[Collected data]

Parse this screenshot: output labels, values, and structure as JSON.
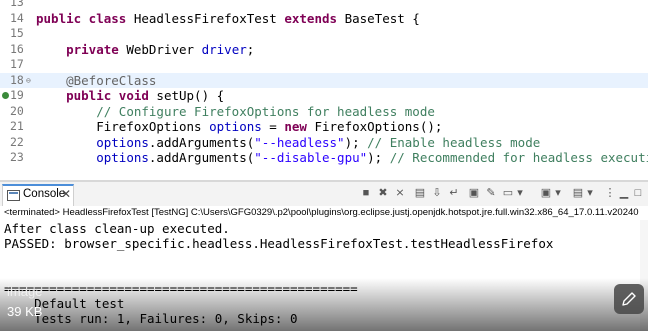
{
  "editor": {
    "lines": [
      {
        "num": "13",
        "segments": []
      },
      {
        "num": "14",
        "segments": [
          [
            "kw",
            "public class "
          ],
          [
            "",
            "HeadlessFirefoxTest "
          ],
          [
            "kw",
            "extends "
          ],
          [
            "",
            "BaseTest {"
          ]
        ]
      },
      {
        "num": "15",
        "segments": []
      },
      {
        "num": "16",
        "segments": [
          [
            "",
            "    "
          ],
          [
            "kw",
            "private "
          ],
          [
            "",
            "WebDriver "
          ],
          [
            "field",
            "driver"
          ],
          [
            "",
            ";"
          ]
        ]
      },
      {
        "num": "17",
        "segments": []
      },
      {
        "num": "18",
        "segments": [
          [
            "",
            "    "
          ],
          [
            "ann",
            "@BeforeClass"
          ]
        ]
      },
      {
        "num": "19",
        "segments": [
          [
            "",
            "    "
          ],
          [
            "kw",
            "public void "
          ],
          [
            "",
            "setUp() {"
          ]
        ]
      },
      {
        "num": "20",
        "segments": [
          [
            "",
            "        "
          ],
          [
            "cm",
            "// Configure FirefoxOptions for headless mode"
          ]
        ]
      },
      {
        "num": "21",
        "segments": [
          [
            "",
            "        FirefoxOptions "
          ],
          [
            "field",
            "options"
          ],
          [
            "",
            " = "
          ],
          [
            "kw",
            "new "
          ],
          [
            "",
            "FirefoxOptions();"
          ]
        ]
      },
      {
        "num": "22",
        "segments": [
          [
            "",
            "        "
          ],
          [
            "field",
            "options"
          ],
          [
            "",
            ".addArguments("
          ],
          [
            "str",
            "\"--headless\""
          ],
          [
            "",
            "); "
          ],
          [
            "cm",
            "// Enable headless mode"
          ]
        ]
      },
      {
        "num": "23",
        "segments": [
          [
            "",
            "        "
          ],
          [
            "field",
            "options"
          ],
          [
            "",
            ".addArguments("
          ],
          [
            "str",
            "\"--disable-gpu\""
          ],
          [
            "",
            "); "
          ],
          [
            "cm",
            "// Recommended for headless execution"
          ]
        ]
      }
    ]
  },
  "console": {
    "tab_label": "Console",
    "terminated_text": "<terminated> HeadlessFirefoxTest [TestNG] C:\\Users\\GFG0329\\.p2\\pool\\plugins\\org.eclipse.justj.openjdk.hotspot.jre.full.win32.x86_64_17.0.11.v20240",
    "lines": [
      "After class clean-up executed.",
      "PASSED: browser_specific.headless.HeadlessFirefoxTest.testHeadlessFirefox",
      "",
      "",
      "===============================================",
      "    Default test",
      "    Tests run: 1, Failures: 0, Skips: 0",
      "==============================================="
    ]
  },
  "overlay": {
    "label": "image",
    "size": "39 KB"
  },
  "colors": {
    "keyword": "#7f0055",
    "string": "#2a00ff",
    "comment": "#3f7f5f",
    "field": "#0000c0",
    "annotation": "#646464"
  }
}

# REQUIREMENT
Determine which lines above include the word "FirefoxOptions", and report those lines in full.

# COMPLETED EXERCISE
            "// Configure FirefoxOptions for headless mode"
            "        FirefoxOptions "
            "FirefoxOptions();"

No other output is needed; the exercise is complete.